### Why you use log to measure metallicity in galaxies?

• Aaron-S

7 years ago

For example, I saw the next expression for matallicity in a paper: $\log(O/H) + 12$.

I understand O/H is the O(Oxygen) to H(Hydrogen) ratio but why is there the number 12? And why the logarithm?

• pela

7 years ago

The distribution of metallicities appear to be more evenly spread out in logspace than in linear space. The reason for this can be ascribed to there being no preferred scale for the abundance of a given element; rather they span several orders of magnitude. The same can be said for instance about the distribution of dust grain sizes, the distribution of the mass of dark matter halos, and the distribution of the area of lakes on Earth.

So, if you measure the number of oxygen atoms (or ions) in ten stars, and divide by the number of hydrogen atoms, you may get values like
$$\mathrm{O}/\mathrm{H} = \{0.03,3.5,25,0.003,0.9,0.4,0.09,0.01,8,0.02\}\times10^{-4}.$$
Plotting this in a linear and a logarithmic plot, you see that on a log scale, the values are easier to tell apart:

(Another reason, as zibadawa timmy writes in his/her answer, is that taking the log you don't need to write all those $10^x$ factors).

Now why add 12? This factor corresponds to measuring the number of a given atom per $10^{12}$ hydrogen atoms.
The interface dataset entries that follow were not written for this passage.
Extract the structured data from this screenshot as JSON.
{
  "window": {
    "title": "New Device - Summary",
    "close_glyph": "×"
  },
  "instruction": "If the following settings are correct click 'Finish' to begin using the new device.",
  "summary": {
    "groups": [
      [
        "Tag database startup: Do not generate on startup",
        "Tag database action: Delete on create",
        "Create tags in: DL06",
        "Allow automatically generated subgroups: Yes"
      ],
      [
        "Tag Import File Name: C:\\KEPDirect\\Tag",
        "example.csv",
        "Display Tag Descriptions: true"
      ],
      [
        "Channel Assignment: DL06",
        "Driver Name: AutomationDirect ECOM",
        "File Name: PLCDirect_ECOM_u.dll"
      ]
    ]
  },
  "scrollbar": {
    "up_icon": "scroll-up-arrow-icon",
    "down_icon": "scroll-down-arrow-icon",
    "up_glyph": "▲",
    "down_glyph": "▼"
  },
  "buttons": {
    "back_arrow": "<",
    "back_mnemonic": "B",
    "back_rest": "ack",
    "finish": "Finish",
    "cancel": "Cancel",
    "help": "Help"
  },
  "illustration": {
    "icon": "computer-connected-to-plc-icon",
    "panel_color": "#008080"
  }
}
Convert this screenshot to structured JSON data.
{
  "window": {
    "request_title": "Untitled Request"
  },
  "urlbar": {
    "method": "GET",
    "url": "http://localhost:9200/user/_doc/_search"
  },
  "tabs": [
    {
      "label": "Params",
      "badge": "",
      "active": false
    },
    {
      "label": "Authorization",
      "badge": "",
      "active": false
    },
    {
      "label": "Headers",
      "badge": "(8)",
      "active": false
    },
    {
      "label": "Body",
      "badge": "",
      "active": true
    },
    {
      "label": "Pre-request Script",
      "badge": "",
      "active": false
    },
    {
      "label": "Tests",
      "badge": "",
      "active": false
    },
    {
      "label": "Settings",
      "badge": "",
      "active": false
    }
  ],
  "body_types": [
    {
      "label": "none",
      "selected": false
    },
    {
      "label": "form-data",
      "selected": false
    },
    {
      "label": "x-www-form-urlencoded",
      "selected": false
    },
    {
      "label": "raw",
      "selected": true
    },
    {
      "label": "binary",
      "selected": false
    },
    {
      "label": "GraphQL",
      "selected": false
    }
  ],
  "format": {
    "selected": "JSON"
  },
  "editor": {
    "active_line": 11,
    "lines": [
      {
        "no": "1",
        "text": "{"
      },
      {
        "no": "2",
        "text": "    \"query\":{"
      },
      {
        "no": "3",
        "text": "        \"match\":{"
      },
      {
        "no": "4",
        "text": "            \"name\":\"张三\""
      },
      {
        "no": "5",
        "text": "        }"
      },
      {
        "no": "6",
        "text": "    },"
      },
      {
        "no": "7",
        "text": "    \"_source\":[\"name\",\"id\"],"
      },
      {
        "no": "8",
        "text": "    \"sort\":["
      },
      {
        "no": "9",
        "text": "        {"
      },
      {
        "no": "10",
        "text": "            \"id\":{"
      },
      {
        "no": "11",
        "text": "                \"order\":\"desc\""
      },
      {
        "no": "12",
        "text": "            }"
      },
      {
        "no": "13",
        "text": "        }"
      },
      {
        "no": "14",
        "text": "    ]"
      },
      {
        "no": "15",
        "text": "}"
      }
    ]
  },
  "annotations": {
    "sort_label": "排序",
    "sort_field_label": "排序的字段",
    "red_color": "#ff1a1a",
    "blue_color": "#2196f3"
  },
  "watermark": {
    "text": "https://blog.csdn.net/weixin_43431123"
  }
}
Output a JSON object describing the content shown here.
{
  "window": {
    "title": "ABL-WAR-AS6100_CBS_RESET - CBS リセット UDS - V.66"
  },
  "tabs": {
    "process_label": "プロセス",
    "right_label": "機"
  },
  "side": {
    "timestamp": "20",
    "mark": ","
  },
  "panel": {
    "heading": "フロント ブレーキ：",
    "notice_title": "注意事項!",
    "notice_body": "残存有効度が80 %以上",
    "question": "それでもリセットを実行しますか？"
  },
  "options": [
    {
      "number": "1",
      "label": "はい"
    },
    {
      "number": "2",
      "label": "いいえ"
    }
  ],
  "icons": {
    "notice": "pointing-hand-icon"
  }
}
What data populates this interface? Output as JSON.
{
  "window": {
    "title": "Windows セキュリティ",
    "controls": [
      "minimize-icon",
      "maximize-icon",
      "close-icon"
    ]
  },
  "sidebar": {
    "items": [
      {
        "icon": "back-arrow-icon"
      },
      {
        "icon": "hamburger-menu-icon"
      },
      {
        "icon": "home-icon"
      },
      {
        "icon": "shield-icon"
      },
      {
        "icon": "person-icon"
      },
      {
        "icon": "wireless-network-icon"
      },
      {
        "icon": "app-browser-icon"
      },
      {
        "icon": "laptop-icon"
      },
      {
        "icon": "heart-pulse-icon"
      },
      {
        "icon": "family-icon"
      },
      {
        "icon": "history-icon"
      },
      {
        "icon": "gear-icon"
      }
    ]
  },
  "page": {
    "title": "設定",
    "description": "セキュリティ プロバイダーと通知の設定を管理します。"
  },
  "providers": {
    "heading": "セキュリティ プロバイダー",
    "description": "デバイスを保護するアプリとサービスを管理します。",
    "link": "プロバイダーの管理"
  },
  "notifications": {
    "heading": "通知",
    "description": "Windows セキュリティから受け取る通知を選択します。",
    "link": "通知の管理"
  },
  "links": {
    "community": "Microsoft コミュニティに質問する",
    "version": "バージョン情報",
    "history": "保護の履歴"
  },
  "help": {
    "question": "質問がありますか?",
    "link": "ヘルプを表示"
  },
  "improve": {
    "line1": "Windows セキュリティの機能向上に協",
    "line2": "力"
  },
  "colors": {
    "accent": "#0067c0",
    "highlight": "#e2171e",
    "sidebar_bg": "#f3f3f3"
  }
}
I've been asking colleagues from students to professor level, and the best answer we can come up with, is that the least abundant elements in the Sun (uranium, rhenium, thorium, …) have abundances of the order of one per $10^{12}$ hydrogen atoms, so adding 12 to $\log(X/\mathrm{H})$ makes all values positive. This angst of negative values, I don't understand, though. Usually, we're okay with minuses. And measuring metallicities in stars or gas of sub-solar metallicity yield negative values anyway. Moreover, the scale was in use even when we had only lower thresholds for uranium and bismuth of $\log(\mathrm{U}/\mathrm{H})+12<0.8$ and $\log(\mathrm{Bi}/\mathrm{H})+12<0.6$, respectively (Grevesse 1969) and didn't know if they were actually smaller. I have been unable to unearth the reason for the 12 either. Your explanation is plausible. Perhaps like the pH scale. Fordømt! You were my best shot at someone who would know this, @RobJeffries.

• 7 years ago
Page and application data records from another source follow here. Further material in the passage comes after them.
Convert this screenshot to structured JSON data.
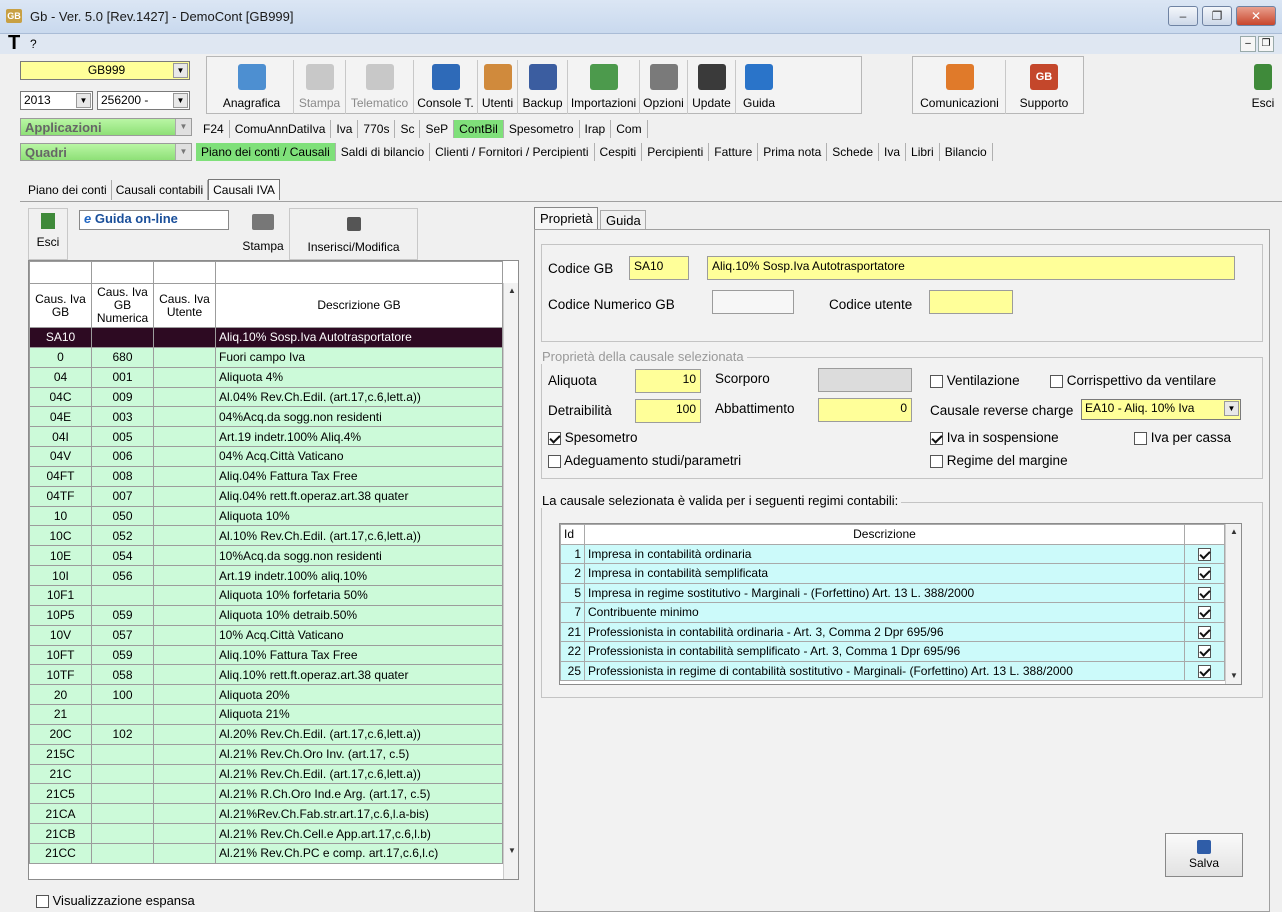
{
  "window": {
    "title": "Gb - Ver. 5.0 [Rev.1427] - DemoCont [GB999]",
    "icon_text": "GB",
    "minimize": "–",
    "restore": "❐",
    "close": "✕"
  },
  "menu": {
    "t": "T",
    "q": "?"
  },
  "company": {
    "code": "GB999",
    "year": "2013",
    "account": "256200 -"
  },
  "toolbar": {
    "buttons": [
      {
        "label": "Anagrafica",
        "icon": "address-card-icon",
        "enabled": true
      },
      {
        "label": "Stampa",
        "icon": "printer-icon",
        "enabled": false
      },
      {
        "label": "Telematico",
        "icon": "telematic-icon",
        "enabled": false
      },
      {
        "label": "Console T.",
        "icon": "console-icon",
        "enabled": true
      },
      {
        "label": "Utenti",
        "icon": "users-icon",
        "enabled": true
      },
      {
        "label": "Backup",
        "icon": "backup-icon",
        "enabled": true
      },
      {
        "label": "Importazioni",
        "icon": "import-icon",
        "enabled": true
      },
      {
        "label": "Opzioni",
        "icon": "wrench-icon",
        "enabled": true
      },
      {
        "label": "Update",
        "icon": "update-icon",
        "enabled": true
      },
      {
        "label": "Guida",
        "icon": "help-icon",
        "enabled": true
      }
    ],
    "comunicazioni": "Comunicazioni",
    "supporto": "Supporto",
    "esci": "Esci"
  },
  "nav": {
    "applicazioni": "Applicazioni",
    "quadri": "Quadri",
    "apps": [
      "F24",
      "ComuAnnDatiIva",
      "Iva",
      "770s",
      "Sc",
      "SeP",
      "ContBil",
      "Spesometro",
      "Irap",
      "Com"
    ],
    "active_app": "ContBil",
    "quadri_items": [
      "Piano dei conti / Causali",
      "Saldi di bilancio",
      "Clienti / Fornitori / Percipienti",
      "Cespiti",
      "Percipienti",
      "Fatture",
      "Prima nota",
      "Schede",
      "Iva",
      "Libri",
      "Bilancio"
    ],
    "active_quadro": "Piano dei conti / Causali"
  },
  "subtabs": {
    "items": [
      "Piano dei conti",
      "Causali contabili",
      "Causali IVA"
    ],
    "active": "Causali IVA"
  },
  "left": {
    "esci": "Esci",
    "guida": "Guida on-line",
    "stampa": "Stampa",
    "inserisci": "Inserisci/Modifica",
    "headers": [
      "Caus. Iva GB",
      "Caus. Iva GB Numerica",
      "Caus. Iva Utente",
      "Descrizione GB"
    ],
    "rows": [
      [
        "SA10",
        "",
        "",
        "Aliq.10% Sosp.Iva Autotrasportatore"
      ],
      [
        "0",
        "680",
        "",
        "Fuori campo Iva"
      ],
      [
        "04",
        "001",
        "",
        "Aliquota 4%"
      ],
      [
        "04C",
        "009",
        "",
        "Al.04% Rev.Ch.Edil. (art.17,c.6,lett.a))"
      ],
      [
        "04E",
        "003",
        "",
        "04%Acq.da sogg.non residenti"
      ],
      [
        "04I",
        "005",
        "",
        "Art.19 indetr.100% Aliq.4%"
      ],
      [
        "04V",
        "006",
        "",
        "04% Acq.Città Vaticano"
      ],
      [
        "04FT",
        "008",
        "",
        "Aliq.04% Fattura Tax Free"
      ],
      [
        "04TF",
        "007",
        "",
        "Aliq.04% rett.ft.operaz.art.38 quater"
      ],
      [
        "10",
        "050",
        "",
        "Aliquota 10%"
      ],
      [
        "10C",
        "052",
        "",
        "Al.10% Rev.Ch.Edil. (art.17,c.6,lett.a))"
      ],
      [
        "10E",
        "054",
        "",
        "10%Acq.da sogg.non residenti"
      ],
      [
        "10I",
        "056",
        "",
        "Art.19 indetr.100% aliq.10%"
      ],
      [
        "10F1",
        "",
        "",
        "Aliquota 10% forfetaria 50%"
      ],
      [
        "10P5",
        "059",
        "",
        "Aliquota 10% detraib.50%"
      ],
      [
        "10V",
        "057",
        "",
        "10% Acq.Città Vaticano"
      ],
      [
        "10FT",
        "059",
        "",
        "Aliq.10% Fattura Tax Free"
      ],
      [
        "10TF",
        "058",
        "",
        "Aliq.10% rett.ft.operaz.art.38 quater"
      ],
      [
        "20",
        "100",
        "",
        "Aliquota 20%"
      ],
      [
        "21",
        "",
        "",
        "Aliquota 21%"
      ],
      [
        "20C",
        "102",
        "",
        "Al.20% Rev.Ch.Edil. (art.17,c.6,lett.a))"
      ],
      [
        "215C",
        "",
        "",
        "Al.21% Rev.Ch.Oro Inv. (art.17, c.5)"
      ],
      [
        "21C",
        "",
        "",
        "Al.21% Rev.Ch.Edil. (art.17,c.6,lett.a))"
      ],
      [
        "21C5",
        "",
        "",
        "Al.21% R.Ch.Oro Ind.e Arg. (art.17, c.5)"
      ],
      [
        "21CA",
        "",
        "",
        "Al.21%Rev.Ch.Fab.str.art.17,c.6,l.a-bis)"
      ],
      [
        "21CB",
        "",
        "",
        "Al.21% Rev.Ch.Cell.e App.art.17,c.6,l.b)"
      ],
      [
        "21CC",
        "",
        "",
        "Al.21% Rev.Ch.PC e comp. art.17,c.6,l.c)"
      ]
    ],
    "expanded_label": "Visualizzazione espansa"
  },
  "right": {
    "tabs": [
      "Proprietà",
      "Guida"
    ],
    "codice_gb_label": "Codice GB",
    "codice_gb": "SA10",
    "descrizione": "Aliq.10% Sosp.Iva Autotrasportatore",
    "codice_num_label": "Codice Numerico GB",
    "codice_num": "",
    "codice_utente_label": "Codice utente",
    "codice_utente": "",
    "props_legend": "Proprietà della causale selezionata",
    "aliquota_label": "Aliquota",
    "aliquota": "10",
    "scorporo_label": "Scorporo",
    "scorporo": "",
    "detraibilita_label": "Detraibilità",
    "detraibilita": "100",
    "abbattimento_label": "Abbattimento",
    "abbattimento": "0",
    "ventilazione": "Ventilazione",
    "corrispettivo": "Corrispettivo da ventilare",
    "reverse_label": "Causale reverse charge",
    "reverse_value": "EA10 - Aliq. 10% Iva",
    "spesometro": "Spesometro",
    "iva_sospensione": "Iva in sospensione",
    "iva_cassa": "Iva per cassa",
    "adeguamento": "Adeguamento studi/parametri",
    "regime_margine": "Regime del margine",
    "regimi_legend": "La causale selezionata è valida per i seguenti regimi contabili:",
    "regimi_headers": [
      "Id",
      "Descrizione"
    ],
    "regimi": [
      {
        "id": "1",
        "desc": "Impresa  in contabilità ordinaria",
        "checked": true
      },
      {
        "id": "2",
        "desc": "Impresa  in contabilità semplificata",
        "checked": true
      },
      {
        "id": "5",
        "desc": "Impresa in regime sostitutivo - Marginali - (Forfettino) Art. 13 L. 388/2000",
        "checked": true
      },
      {
        "id": "7",
        "desc": "Contribuente minimo",
        "checked": true
      },
      {
        "id": "21",
        "desc": "Professionista in contabilità ordinaria - Art. 3, Comma 2 Dpr 695/96",
        "checked": true
      },
      {
        "id": "22",
        "desc": "Professionista in contabilità semplificato - Art. 3, Comma 1 Dpr 695/96",
        "checked": true
      },
      {
        "id": "25",
        "desc": "Professionista in regime di contabilità sostitutivo - Marginali- (Forfettino) Art. 13 L. 388/2000",
        "checked": true
      }
    ],
    "salva": "Salva"
  },
  "checks": {
    "ventilazione": false,
    "corrispettivo": false,
    "spesometro": true,
    "iva_sospensione": true,
    "iva_cassa": false,
    "adeguamento": false,
    "regime_margine": false,
    "visualizzazione": false
  }
}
The logarithm is there because the ratio $O/H$ is really tiny. The log converts essentially points out the order of magnitude. If we have $O/H= 10^{-14}$, then $\log(O/H)=-14$. Taking logarithms is a standard practice in science and mathematics when the numbers range over several orders of magnitude (especially so when they are either very large or very small).

As for the +12, that is most likely because they want their preferred example to have value 0. It is then easy to tell at a glance if other stars/galaxy have more ($>0$) or less ($<0$) oxygen-to-hydrogen metallicity than the preferred example. In most cases this will be our own Sun, but without knowing where you saw this it's impossible to say for certain. We have far more information about our own sun than any other star, so it is the most reliable measuring stick we have for comparison.
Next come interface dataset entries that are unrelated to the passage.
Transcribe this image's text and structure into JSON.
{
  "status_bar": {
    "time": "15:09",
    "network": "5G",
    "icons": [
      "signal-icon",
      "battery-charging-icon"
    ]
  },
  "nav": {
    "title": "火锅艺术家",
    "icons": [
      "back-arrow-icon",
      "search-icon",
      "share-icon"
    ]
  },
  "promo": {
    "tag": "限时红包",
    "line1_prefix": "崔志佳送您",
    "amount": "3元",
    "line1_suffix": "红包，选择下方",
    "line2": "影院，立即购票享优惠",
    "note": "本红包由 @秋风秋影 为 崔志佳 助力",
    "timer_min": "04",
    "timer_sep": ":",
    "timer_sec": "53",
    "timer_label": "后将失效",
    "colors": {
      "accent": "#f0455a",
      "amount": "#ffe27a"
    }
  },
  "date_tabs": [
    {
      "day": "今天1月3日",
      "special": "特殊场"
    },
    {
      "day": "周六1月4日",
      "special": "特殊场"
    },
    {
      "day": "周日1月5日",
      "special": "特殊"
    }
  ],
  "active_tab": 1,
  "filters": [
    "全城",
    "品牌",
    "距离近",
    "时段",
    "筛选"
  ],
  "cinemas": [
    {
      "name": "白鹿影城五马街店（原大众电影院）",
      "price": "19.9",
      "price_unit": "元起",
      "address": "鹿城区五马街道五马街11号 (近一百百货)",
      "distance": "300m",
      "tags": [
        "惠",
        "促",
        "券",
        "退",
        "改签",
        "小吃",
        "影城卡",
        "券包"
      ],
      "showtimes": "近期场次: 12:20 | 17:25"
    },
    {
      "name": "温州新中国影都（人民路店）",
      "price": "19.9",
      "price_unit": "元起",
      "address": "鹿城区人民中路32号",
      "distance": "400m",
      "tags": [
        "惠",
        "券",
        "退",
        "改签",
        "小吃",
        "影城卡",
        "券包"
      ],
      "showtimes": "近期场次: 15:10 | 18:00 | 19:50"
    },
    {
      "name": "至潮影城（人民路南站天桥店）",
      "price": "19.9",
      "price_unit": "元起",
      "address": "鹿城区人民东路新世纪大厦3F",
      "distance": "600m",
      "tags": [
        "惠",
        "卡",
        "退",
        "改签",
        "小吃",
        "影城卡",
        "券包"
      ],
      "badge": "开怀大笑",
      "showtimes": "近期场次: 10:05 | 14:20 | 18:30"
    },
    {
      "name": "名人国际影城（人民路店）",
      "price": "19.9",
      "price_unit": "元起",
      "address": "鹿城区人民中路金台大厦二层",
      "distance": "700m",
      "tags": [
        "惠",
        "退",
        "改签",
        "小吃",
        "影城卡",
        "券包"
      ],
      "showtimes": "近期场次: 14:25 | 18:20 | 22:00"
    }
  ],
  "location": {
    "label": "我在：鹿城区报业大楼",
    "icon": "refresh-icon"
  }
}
Indeed, the value tells you approximately how many of orders of magnitude more or less metallicity it has. For, supposing $\log(O_\mbox{sun}/H_\mbox{sun}))=-12$, then $$\log(O/H)+12 = \log(O/H)-\log(O_\mbox{sun}/H_\mbox{sun})) = \log\left(\frac{O/H}{O_\mbox{sun}/H_\mbox{sun}}\right).$$
So if the value of this is 1, then you know the star in question has an $O/H$ ratio $10^1=$ten times that of our sun. Similarly, if it were $-3$, then the star in question would have an $O/H$ ratio that is $10^{-3}=1/1000$-th that of our sun's (or, equivalently, that our sun's ratio is $1000$ times larger). A value of $0$ means the ratios are the same. In this notation, the Sun has a metallicity of 8.7. A metallicity of –12 means 12 orders of magnitude less than the Sun, i.e. less than even the most metal-poor (and hypothesized) Pop III stars. Okay, re-reading my comment I see it was poorly written, but log(O/H)+12 is ~8.7 for the Sun, and "log(O/H) = –12" would mean 8.7 dex lower than the Sun, less than Pop III stars. @pela Good to know. Without the OP specifying where he read the 12, it's hard to know where that came from. He did seem to suggest galaxy, which should be more metal poor than its stars on the whole due to the diffuse clouds of hydrogen and helium. Though if it's even poorer than the Pop III stars...that'd be weird. The factor 12 is standard. Everybody uses it. But actually, the last couple of hours, I've been asking colleagues from student to professor level, where the factor comes from, and nobody knows. We just use it. The factor means that we measure the amount of atoms of a given element with respect to $10^{12}$ hydrogen atoms, but why exactly $10^{12}$? I'll get back if I find the answer.